WORK INSTRUCTIONS: Work through the data below and give the number of lines holding "Sign", nothing more.

Excerpts from an interface dataset
---*---

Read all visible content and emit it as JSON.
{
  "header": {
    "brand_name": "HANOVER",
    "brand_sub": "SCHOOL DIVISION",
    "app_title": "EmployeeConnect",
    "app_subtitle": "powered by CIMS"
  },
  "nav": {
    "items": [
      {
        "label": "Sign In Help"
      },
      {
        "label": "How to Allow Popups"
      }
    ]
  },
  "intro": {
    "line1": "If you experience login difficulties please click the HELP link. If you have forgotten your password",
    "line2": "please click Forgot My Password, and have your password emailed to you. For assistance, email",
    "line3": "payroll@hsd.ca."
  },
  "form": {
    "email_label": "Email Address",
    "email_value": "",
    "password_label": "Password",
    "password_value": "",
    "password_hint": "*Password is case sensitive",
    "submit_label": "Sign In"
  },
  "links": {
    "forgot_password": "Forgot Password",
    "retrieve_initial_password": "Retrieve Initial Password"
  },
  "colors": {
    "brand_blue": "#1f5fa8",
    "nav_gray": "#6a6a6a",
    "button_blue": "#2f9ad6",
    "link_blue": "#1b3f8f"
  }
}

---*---

PROBLEM SOLUTION: 2